──────── Extracted entries ────────
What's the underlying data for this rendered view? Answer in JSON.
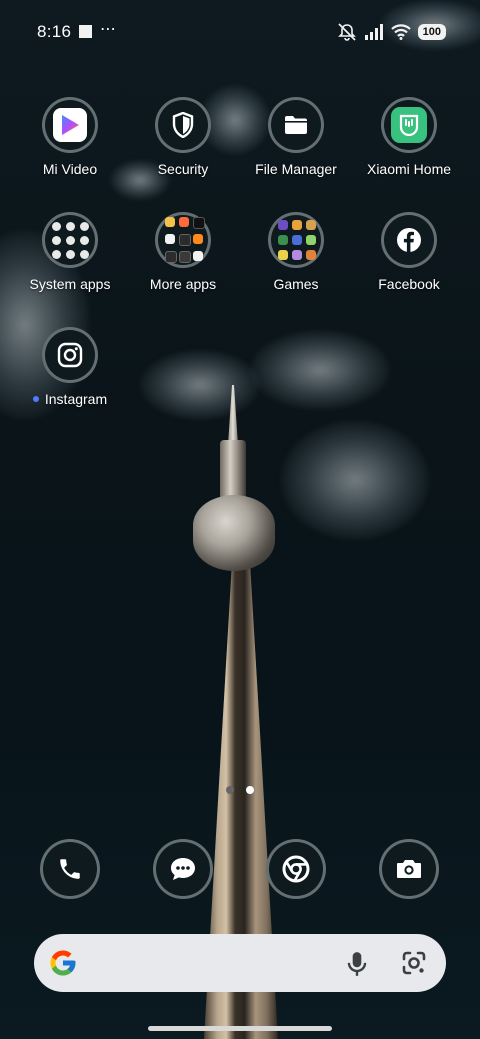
{
  "status_bar": {
    "time": "8:16",
    "overflow": "⋯",
    "battery": "100",
    "icons": [
      "notification-square-icon",
      "mute-bell-icon",
      "signal-icon",
      "wifi-icon",
      "battery-icon"
    ]
  },
  "apps": [
    {
      "label": "Mi Video",
      "icon": "mi-video-play-icon"
    },
    {
      "label": "Security",
      "icon": "shield-icon"
    },
    {
      "label": "File Manager",
      "icon": "folder-icon"
    },
    {
      "label": "Xiaomi Home",
      "icon": "xiaomi-home-icon"
    },
    {
      "label": "System apps",
      "icon": "folder-system-apps-icon"
    },
    {
      "label": "More apps",
      "icon": "folder-more-apps-icon"
    },
    {
      "label": "Games",
      "icon": "folder-games-icon"
    },
    {
      "label": "Facebook",
      "icon": "facebook-icon"
    },
    {
      "label": "Instagram",
      "icon": "instagram-icon",
      "new_indicator": true
    }
  ],
  "pager": {
    "pages": 2,
    "current": 2
  },
  "dock": [
    {
      "icon": "phone-icon"
    },
    {
      "icon": "messages-icon"
    },
    {
      "icon": "chrome-icon"
    },
    {
      "icon": "camera-icon"
    }
  ],
  "search_bar": {
    "icons": [
      "google-g-icon",
      "microphone-icon",
      "google-lens-icon"
    ]
  },
  "colors": {
    "ring": "#82898d",
    "new_dot": "#4f7cff",
    "xiaomi_green": "#39c27f"
  }
}
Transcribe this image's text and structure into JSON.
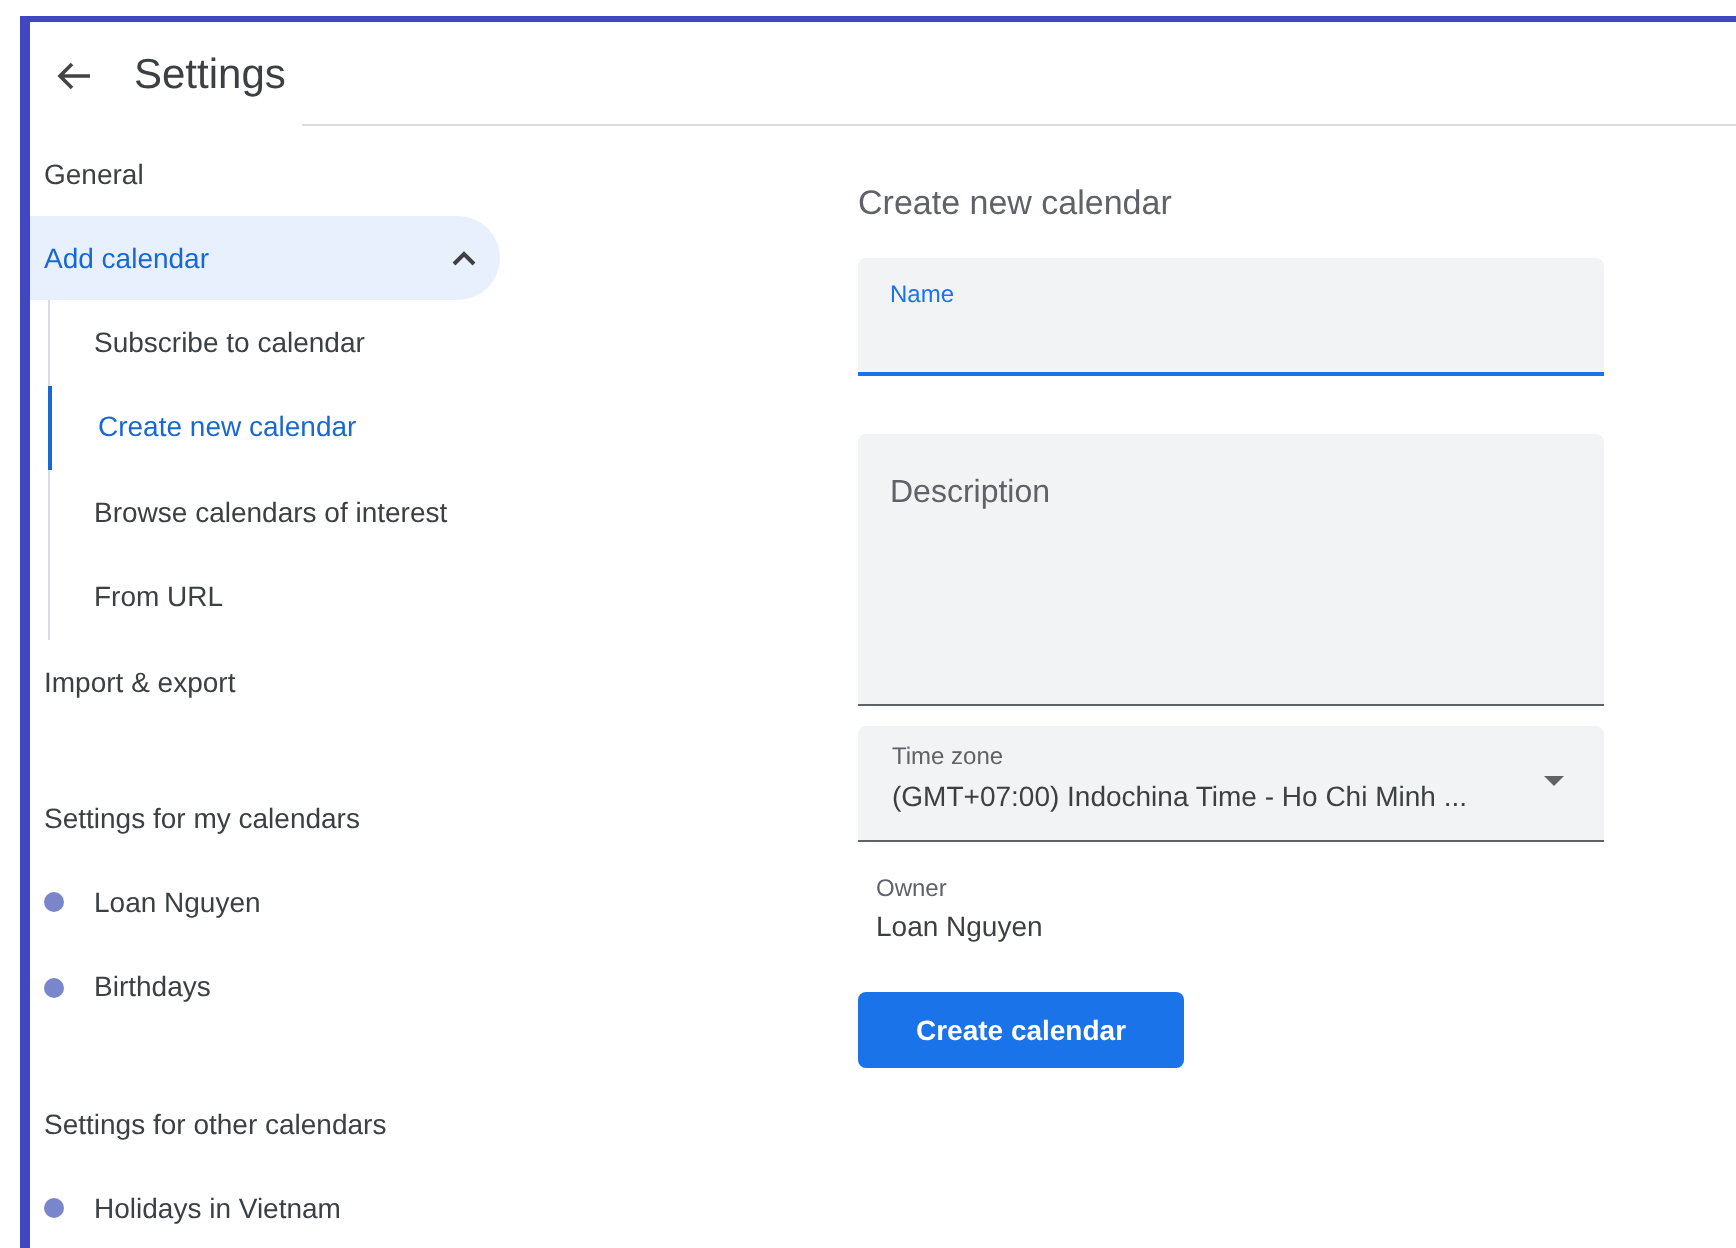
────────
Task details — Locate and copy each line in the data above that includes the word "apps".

Solution —
  "apps": [
      "label": "System apps",
      "icon": "folder-system-apps-icon"
      "label": "More apps",
      "icon": "folder-more-apps-icon"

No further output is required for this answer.